#### Given information ####

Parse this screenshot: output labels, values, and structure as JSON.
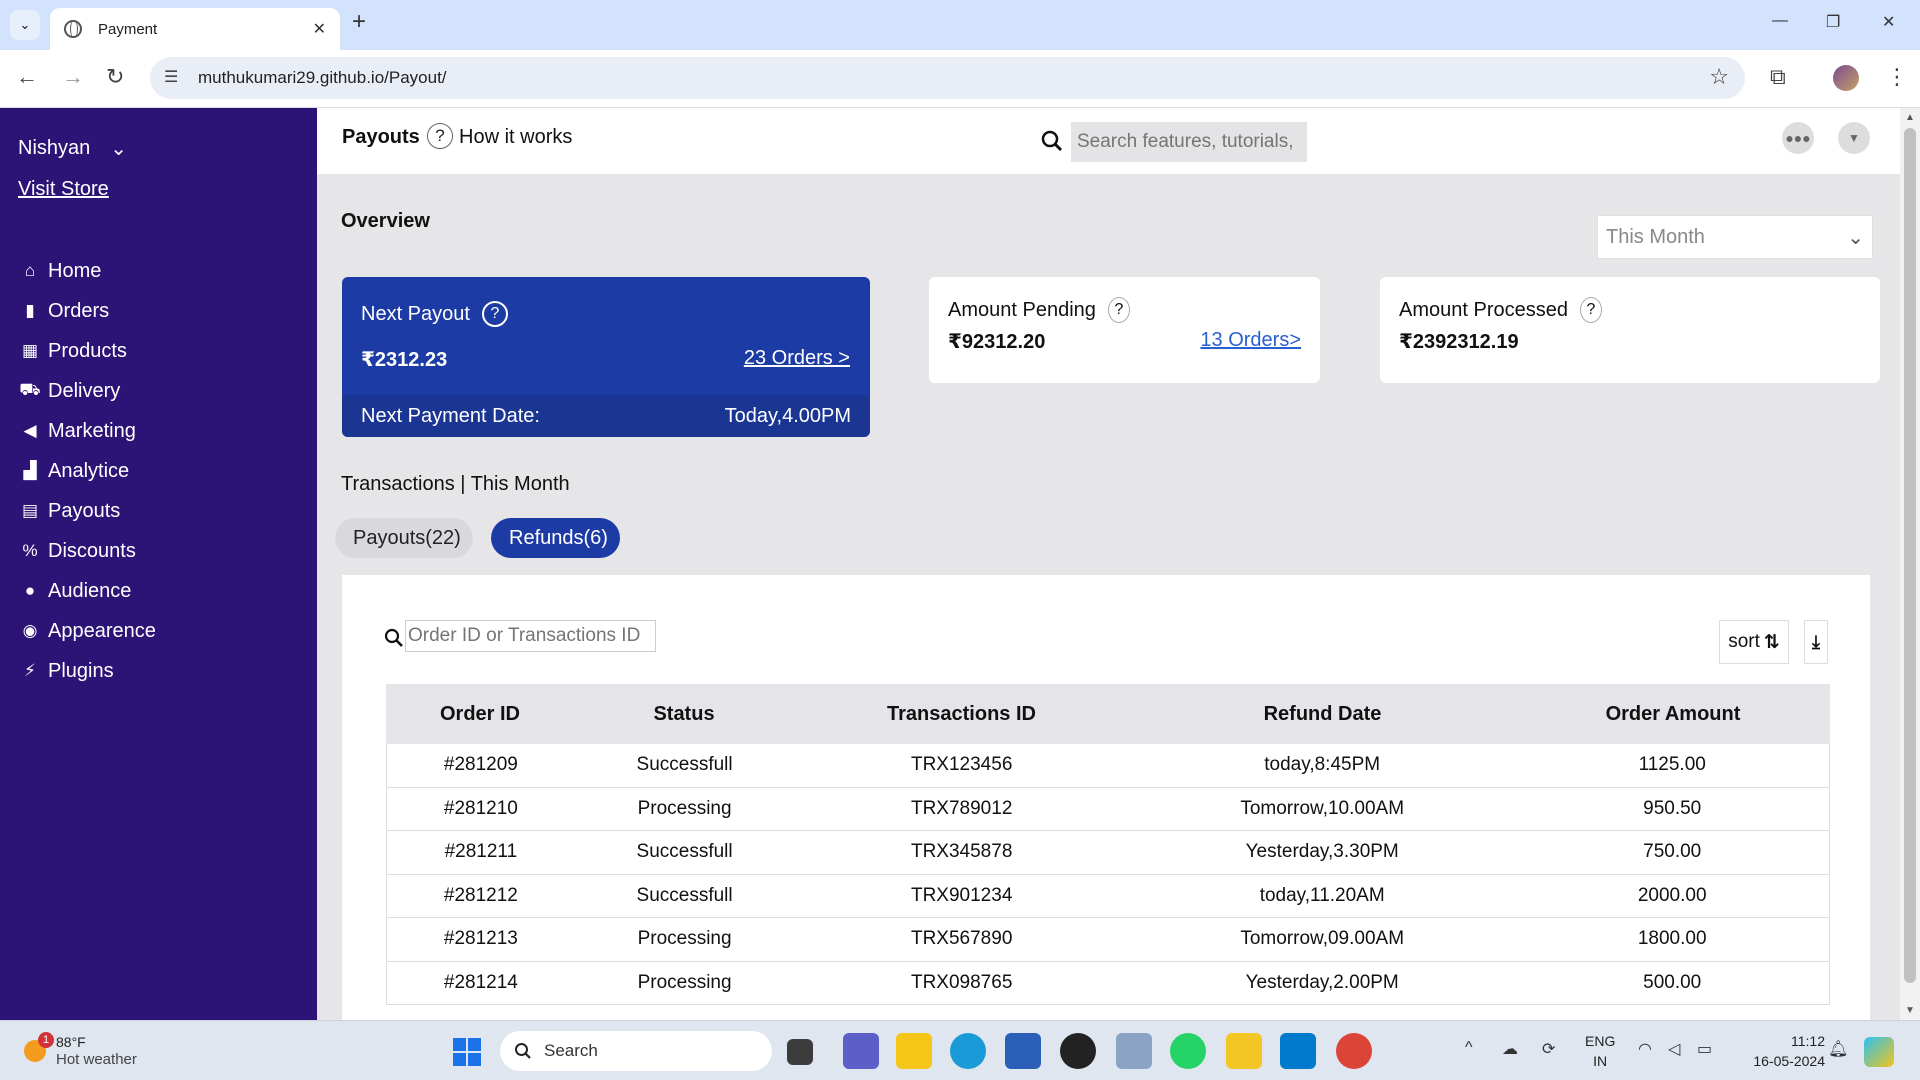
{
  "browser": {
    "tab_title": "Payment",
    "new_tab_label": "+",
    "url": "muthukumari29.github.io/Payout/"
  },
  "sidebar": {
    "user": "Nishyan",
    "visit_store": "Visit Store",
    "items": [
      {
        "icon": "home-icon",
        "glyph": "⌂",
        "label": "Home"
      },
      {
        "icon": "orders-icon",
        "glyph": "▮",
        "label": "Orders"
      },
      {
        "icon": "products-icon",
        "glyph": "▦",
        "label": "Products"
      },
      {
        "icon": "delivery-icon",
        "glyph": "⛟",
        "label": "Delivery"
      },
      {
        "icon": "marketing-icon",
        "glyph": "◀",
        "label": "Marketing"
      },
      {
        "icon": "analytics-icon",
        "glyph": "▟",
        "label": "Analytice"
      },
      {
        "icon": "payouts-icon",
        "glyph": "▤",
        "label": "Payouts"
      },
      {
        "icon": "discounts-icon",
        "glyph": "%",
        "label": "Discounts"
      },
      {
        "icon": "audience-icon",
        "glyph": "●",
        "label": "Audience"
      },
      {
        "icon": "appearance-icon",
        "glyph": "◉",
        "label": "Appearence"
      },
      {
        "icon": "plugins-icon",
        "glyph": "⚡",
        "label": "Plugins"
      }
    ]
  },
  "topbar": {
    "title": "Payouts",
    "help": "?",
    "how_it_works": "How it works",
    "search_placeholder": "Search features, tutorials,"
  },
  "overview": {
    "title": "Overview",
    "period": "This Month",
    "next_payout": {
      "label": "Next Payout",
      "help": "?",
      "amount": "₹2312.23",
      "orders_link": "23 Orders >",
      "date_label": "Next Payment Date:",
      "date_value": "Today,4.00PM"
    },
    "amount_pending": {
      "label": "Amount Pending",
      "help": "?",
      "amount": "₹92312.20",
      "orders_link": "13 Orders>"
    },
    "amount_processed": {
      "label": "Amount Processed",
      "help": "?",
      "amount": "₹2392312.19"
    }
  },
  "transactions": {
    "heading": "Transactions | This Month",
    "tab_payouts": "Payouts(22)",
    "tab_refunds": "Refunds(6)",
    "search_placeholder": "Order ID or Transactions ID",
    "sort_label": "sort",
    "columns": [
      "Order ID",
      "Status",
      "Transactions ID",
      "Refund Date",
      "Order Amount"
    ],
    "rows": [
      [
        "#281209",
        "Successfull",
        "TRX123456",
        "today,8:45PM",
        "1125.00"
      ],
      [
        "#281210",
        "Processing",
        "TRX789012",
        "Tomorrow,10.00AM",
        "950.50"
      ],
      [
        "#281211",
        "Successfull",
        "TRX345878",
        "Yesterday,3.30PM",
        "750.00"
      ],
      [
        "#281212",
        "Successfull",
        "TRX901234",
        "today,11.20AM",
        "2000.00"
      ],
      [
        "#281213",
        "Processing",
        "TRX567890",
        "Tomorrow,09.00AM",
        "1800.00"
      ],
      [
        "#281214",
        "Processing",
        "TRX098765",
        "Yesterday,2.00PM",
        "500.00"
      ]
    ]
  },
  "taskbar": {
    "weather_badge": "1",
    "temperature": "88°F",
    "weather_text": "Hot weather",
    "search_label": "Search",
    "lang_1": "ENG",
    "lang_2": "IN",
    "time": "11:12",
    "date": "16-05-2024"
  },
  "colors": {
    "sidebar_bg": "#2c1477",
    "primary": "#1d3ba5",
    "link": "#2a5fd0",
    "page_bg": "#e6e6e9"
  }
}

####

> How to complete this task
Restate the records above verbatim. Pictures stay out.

> Result of the task
Parse this screenshot: output labels, values, and structure as JSON.
{
  "browser": {
    "tab_title": "Payment",
    "new_tab_label": "+",
    "url": "muthukumari29.github.io/Payout/"
  },
  "sidebar": {
    "user": "Nishyan",
    "visit_store": "Visit Store",
    "items": [
      {
        "icon": "home-icon",
        "glyph": "⌂",
        "label": "Home"
      },
      {
        "icon": "orders-icon",
        "glyph": "▮",
        "label": "Orders"
      },
      {
        "icon": "products-icon",
        "glyph": "▦",
        "label": "Products"
      },
      {
        "icon": "delivery-icon",
        "glyph": "⛟",
        "label": "Delivery"
      },
      {
        "icon": "marketing-icon",
        "glyph": "◀",
        "label": "Marketing"
      },
      {
        "icon": "analytics-icon",
        "glyph": "▟",
        "label": "Analytice"
      },
      {
        "icon": "payouts-icon",
        "glyph": "▤",
        "label": "Payouts"
      },
      {
        "icon": "discounts-icon",
        "glyph": "%",
        "label": "Discounts"
      },
      {
        "icon": "audience-icon",
        "glyph": "●",
        "label": "Audience"
      },
      {
        "icon": "appearance-icon",
        "glyph": "◉",
        "label": "Appearence"
      },
      {
        "icon": "plugins-icon",
        "glyph": "⚡",
        "label": "Plugins"
      }
    ]
  },
  "topbar": {
    "title": "Payouts",
    "help": "?",
    "how_it_works": "How it works",
    "search_placeholder": "Search features, tutorials,"
  },
  "overview": {
    "title": "Overview",
    "period": "This Month",
    "next_payout": {
      "label": "Next Payout",
      "help": "?",
      "amount": "₹2312.23",
      "orders_link": "23 Orders >",
      "date_label": "Next Payment Date:",
      "date_value": "Today,4.00PM"
    },
    "amount_pending": {
      "label": "Amount Pending",
      "help": "?",
      "amount": "₹92312.20",
      "orders_link": "13 Orders>"
    },
    "amount_processed": {
      "label": "Amount Processed",
      "help": "?",
      "amount": "₹2392312.19"
    }
  },
  "transactions": {
    "heading": "Transactions | This Month",
    "tab_payouts": "Payouts(22)",
    "tab_refunds": "Refunds(6)",
    "search_placeholder": "Order ID or Transactions ID",
    "sort_label": "sort",
    "columns": [
      "Order ID",
      "Status",
      "Transactions ID",
      "Refund Date",
      "Order Amount"
    ],
    "rows": [
      [
        "#281209",
        "Successfull",
        "TRX123456",
        "today,8:45PM",
        "1125.00"
      ],
      [
        "#281210",
        "Processing",
        "TRX789012",
        "Tomorrow,10.00AM",
        "950.50"
      ],
      [
        "#281211",
        "Successfull",
        "TRX345878",
        "Yesterday,3.30PM",
        "750.00"
      ],
      [
        "#281212",
        "Successfull",
        "TRX901234",
        "today,11.20AM",
        "2000.00"
      ],
      [
        "#281213",
        "Processing",
        "TRX567890",
        "Tomorrow,09.00AM",
        "1800.00"
      ],
      [
        "#281214",
        "Processing",
        "TRX098765",
        "Yesterday,2.00PM",
        "500.00"
      ]
    ]
  },
  "taskbar": {
    "weather_badge": "1",
    "temperature": "88°F",
    "weather_text": "Hot weather",
    "search_label": "Search",
    "lang_1": "ENG",
    "lang_2": "IN",
    "time": "11:12",
    "date": "16-05-2024"
  },
  "colors": {
    "sidebar_bg": "#2c1477",
    "primary": "#1d3ba5",
    "link": "#2a5fd0",
    "page_bg": "#e6e6e9"
  }
}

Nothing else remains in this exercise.